Listed entries Block Start

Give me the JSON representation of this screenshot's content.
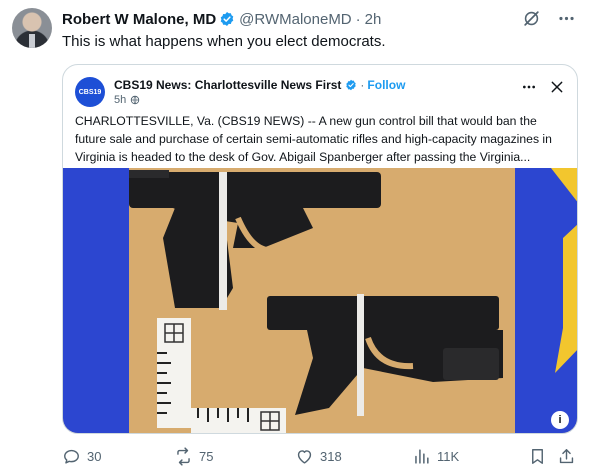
{
  "tweet": {
    "author_name": "Robert W Malone, MD",
    "handle": "@RWMaloneMD",
    "separator": "·",
    "time": "2h",
    "text": "This is what happens when you elect democrats."
  },
  "card": {
    "logo_text": "CBS19",
    "source_name": "CBS19 News: Charlottesville News First",
    "follow_separator": "·",
    "follow_label": "Follow",
    "time": "5h",
    "body": "CHARLOTTESVILLE, Va. (CBS19 NEWS) -- A new gun control bill that would ban the future sale and purchase of certain semi-automatic rifles and high-capacity magazines in Virginia is headed to the desk of Gov. Abigail Spanberger after passing the Virginia...",
    "info_badge": "i",
    "photo_colors": {
      "background": "#d7ab6e",
      "left_stripe": "#2c46d0",
      "right_stripe": "#2c46d0",
      "accent": "#f2c62e",
      "pistol": "#1c1c1e"
    }
  },
  "actions": {
    "replies": "30",
    "reposts": "75",
    "likes": "318",
    "views": "11K"
  },
  "colors": {
    "text": "#0f1419",
    "muted": "#536471",
    "accent": "#1d9bf0",
    "border": "#cfd9de"
  },
  "icons": [
    "verified-badge-icon",
    "grok-icon",
    "more-icon",
    "globe-icon",
    "close-icon",
    "reply-icon",
    "repost-icon",
    "like-icon",
    "views-icon",
    "bookmark-icon",
    "share-icon"
  ]
}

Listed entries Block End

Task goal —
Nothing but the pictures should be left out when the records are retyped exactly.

Your response —
Give me the JSON representation of this screenshot's content.
{
  "tweet": {
    "author_name": "Robert W Malone, MD",
    "handle": "@RWMaloneMD",
    "separator": "·",
    "time": "2h",
    "text": "This is what happens when you elect democrats."
  },
  "card": {
    "logo_text": "CBS19",
    "source_name": "CBS19 News: Charlottesville News First",
    "follow_separator": "·",
    "follow_label": "Follow",
    "time": "5h",
    "body": "CHARLOTTESVILLE, Va. (CBS19 NEWS) -- A new gun control bill that would ban the future sale and purchase of certain semi-automatic rifles and high-capacity magazines in Virginia is headed to the desk of Gov. Abigail Spanberger after passing the Virginia...",
    "info_badge": "i",
    "photo_colors": {
      "background": "#d7ab6e",
      "left_stripe": "#2c46d0",
      "right_stripe": "#2c46d0",
      "accent": "#f2c62e",
      "pistol": "#1c1c1e"
    }
  },
  "actions": {
    "replies": "30",
    "reposts": "75",
    "likes": "318",
    "views": "11K"
  },
  "colors": {
    "text": "#0f1419",
    "muted": "#536471",
    "accent": "#1d9bf0",
    "border": "#cfd9de"
  },
  "icons": [
    "verified-badge-icon",
    "grok-icon",
    "more-icon",
    "globe-icon",
    "close-icon",
    "reply-icon",
    "repost-icon",
    "like-icon",
    "views-icon",
    "bookmark-icon",
    "share-icon"
  ]
}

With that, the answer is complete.